Also known as “Jumpers knee,” patellar tendinitis is an inflammation of the patellar tendon, which is the tendon that runs from the kneecap to the top of the tibia. This vital tendon assists leg extension during running and other knee-bending motion, but the repeated high impact nature of running might place too much stress on the patella, resulting in small tears in the tendon, leading to pain and swelling.
In most cases, patellar tendinitis pain is felt at the bottom of the kneecap—directly over the patellar tendon to be precise. However, the tenderness might take place anywhere along this structure. In most cases, the pain is worse when you do any knee bending activity, such as kneeling, squatting, sitting, jumping or ascending stairs.
Some of the most common causes of the condition include overpronation (other biomechanical challenges), overtraining, and too much hill training. Not only that, if you do any sport that requires repeated stress on the knees can lead to the condition. Also, running on uneven or slanted surfaces might lead to the injury.
First, step back from your running and/or drastically reduce your weekly mileage, giving your body the time it needs to begin the healing process. Next, ice the injured area for 15 to 20 minutes three to four time per day, and return gradually to your former running mileage once you can do it pain-free.
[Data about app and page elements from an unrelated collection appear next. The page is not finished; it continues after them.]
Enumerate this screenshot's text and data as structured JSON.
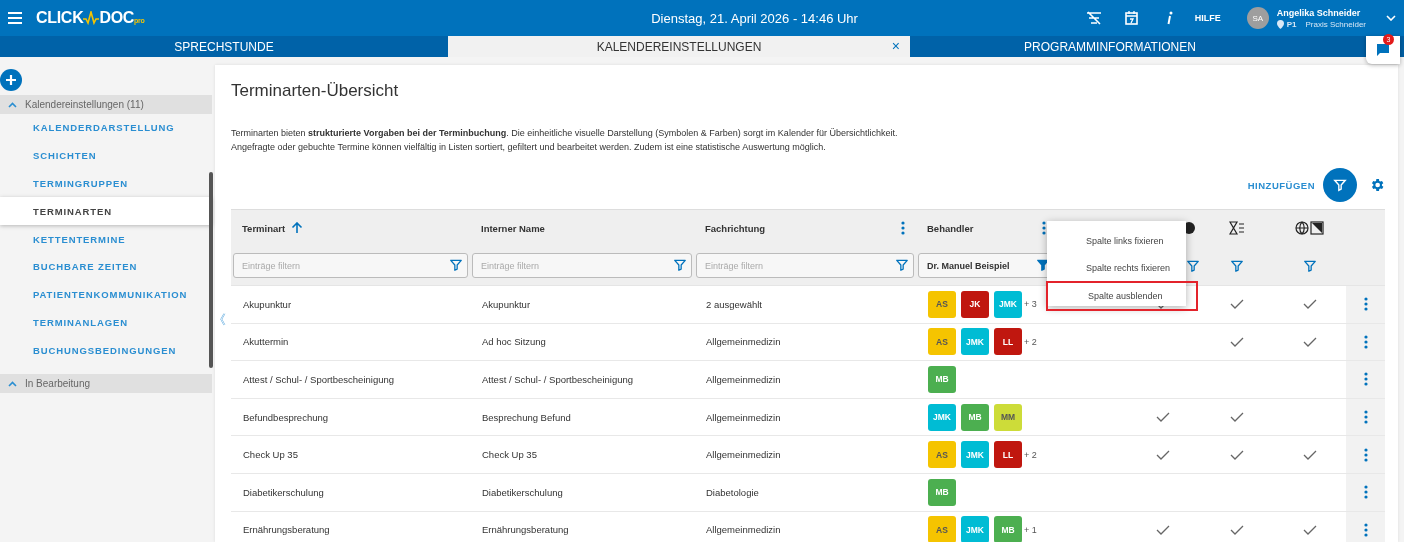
{
  "topbar": {
    "logo": {
      "left": "CLICK",
      "right": "DOC",
      "sup": "pro"
    },
    "datetime": "Dienstag, 21. April 2026 - 14:46 Uhr",
    "help": "HILFE",
    "user": {
      "initials": "SA",
      "name": "Angelika Schneider",
      "location": "P1",
      "practice": "Praxis Schneider"
    }
  },
  "tabs": [
    {
      "label": "SPRECHSTUNDE",
      "selected": false
    },
    {
      "label": "KALENDEREINSTELLUNGEN",
      "selected": true,
      "close": "×"
    },
    {
      "label": "PROGRAMMINFORMATIONEN",
      "selected": false
    }
  ],
  "chat": {
    "badge": "3"
  },
  "sidebar": {
    "collapse": "《",
    "groups": [
      {
        "label": "Kalendereinstellungen (11)",
        "expanded": true,
        "items": [
          {
            "label": "KALENDERDARSTELLUNG",
            "selected": false
          },
          {
            "label": "SCHICHTEN",
            "selected": false
          },
          {
            "label": "TERMINGRUPPEN",
            "selected": false
          },
          {
            "label": "TERMINARTEN",
            "selected": true
          },
          {
            "label": "KETTENTERMINE",
            "selected": false
          },
          {
            "label": "BUCHBARE ZEITEN",
            "selected": false
          },
          {
            "label": "PATIENTENKOMMUNIKATION",
            "selected": false
          },
          {
            "label": "TERMINANLAGEN",
            "selected": false
          },
          {
            "label": "BUCHUNGSBEDINGUNGEN",
            "selected": false
          }
        ]
      },
      {
        "label": "In Bearbeitung",
        "expanded": true
      }
    ]
  },
  "page": {
    "title": "Terminarten-Übersicht",
    "description": [
      "Terminarten bieten **strukturierte Vorgaben bei der Terminbuchung**. Die einheitliche visuelle Darstellung (Symbolen & Farben) sorgt im Kalender für Übersichtlichkeit.",
      "Angefragte oder gebuchte Termine können vielfältig in Listen sortiert, gefiltert und bearbeitet werden. Zudem ist eine statistische Auswertung möglich."
    ],
    "add_label": "HINZUFÜGEN"
  },
  "table": {
    "columns": [
      {
        "label": "Terminart",
        "sorted_ascending": true,
        "menu": false,
        "filter": {
          "placeholder": "Einträge filtern"
        }
      },
      {
        "label": "Interner Name",
        "sorted_ascending": false,
        "menu": false,
        "filter": {
          "placeholder": "Einträge filtern"
        }
      },
      {
        "label": "Fachrichtung",
        "sorted_ascending": false,
        "menu": true,
        "filter": {
          "placeholder": "Einträge filtern"
        }
      },
      {
        "label": "Behandler",
        "sorted_ascending": false,
        "menu": true,
        "filter": {
          "value": "Dr. Manuel Beispiel"
        }
      }
    ],
    "rows": [
      {
        "terminart": "Akupunktur",
        "intern": "Akupunktur",
        "fach": "2 ausgewählt",
        "badges": [
          {
            "text": "AS",
            "color": "#f5c400"
          },
          {
            "text": "JK",
            "color": "#c0170f"
          },
          {
            "text": "JMK",
            "color": "#00bcd4"
          }
        ],
        "more": "+ 3",
        "flags": [
          true,
          true,
          true
        ]
      },
      {
        "terminart": "Akuttermin",
        "intern": "Ad hoc Sitzung",
        "fach": "Allgemeinmedizin",
        "badges": [
          {
            "text": "AS",
            "color": "#f5c400"
          },
          {
            "text": "JMK",
            "color": "#00bcd4"
          },
          {
            "text": "LL",
            "color": "#c0170f"
          }
        ],
        "more": "+ 2",
        "flags": [
          false,
          true,
          true
        ]
      },
      {
        "terminart": "Attest / Schul- / Sportbescheinigung",
        "intern": "Attest / Schul- / Sportbescheinigung",
        "fach": "Allgemeinmedizin",
        "badges": [
          {
            "text": "MB",
            "color": "#4caf50"
          }
        ],
        "flags": [
          false,
          false,
          false
        ]
      },
      {
        "terminart": "Befundbesprechung",
        "intern": "Besprechung Befund",
        "fach": "Allgemeinmedizin",
        "badges": [
          {
            "text": "JMK",
            "color": "#00bcd4"
          },
          {
            "text": "MB",
            "color": "#4caf50"
          },
          {
            "text": "MM",
            "color": "#cddc39"
          }
        ],
        "flags": [
          true,
          true,
          false
        ]
      },
      {
        "terminart": "Check Up 35",
        "intern": "Check Up 35",
        "fach": "Allgemeinmedizin",
        "badges": [
          {
            "text": "AS",
            "color": "#f5c400"
          },
          {
            "text": "JMK",
            "color": "#00bcd4"
          },
          {
            "text": "LL",
            "color": "#c0170f"
          }
        ],
        "more": "+ 2",
        "flags": [
          true,
          true,
          true
        ]
      },
      {
        "terminart": "Diabetikerschulung",
        "intern": "Diabetikerschulung",
        "fach": "Diabetologie",
        "badges": [
          {
            "text": "MB",
            "color": "#4caf50"
          }
        ],
        "flags": [
          false,
          false,
          false
        ]
      },
      {
        "terminart": "Ernährungsberatung",
        "intern": "Ernährungsberatung",
        "fach": "Allgemeinmedizin",
        "badges": [
          {
            "text": "AS",
            "color": "#f5c400"
          },
          {
            "text": "JMK",
            "color": "#00bcd4"
          },
          {
            "text": "MB",
            "color": "#4caf50"
          }
        ],
        "more": "+ 1",
        "flags": [
          true,
          true,
          true
        ]
      }
    ]
  },
  "column_menu": [
    {
      "label": "Spalte links fixieren",
      "highlighted": false
    },
    {
      "label": "Spalte rechts fixieren",
      "highlighted": false
    },
    {
      "label": "Spalte ausblenden",
      "highlighted": true
    }
  ]
}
First off, work on strengthening the muscles surrounding your knees, mainly the quads, hamstring and calves to provide more support to the patellar tendon and reduce the strain placed on the knees. Make sure also to stretch your hamstrings and calves on a regular basis. Increase your mileage by no more than 10 percent from one week to the next, making sure to make recovery a priority here.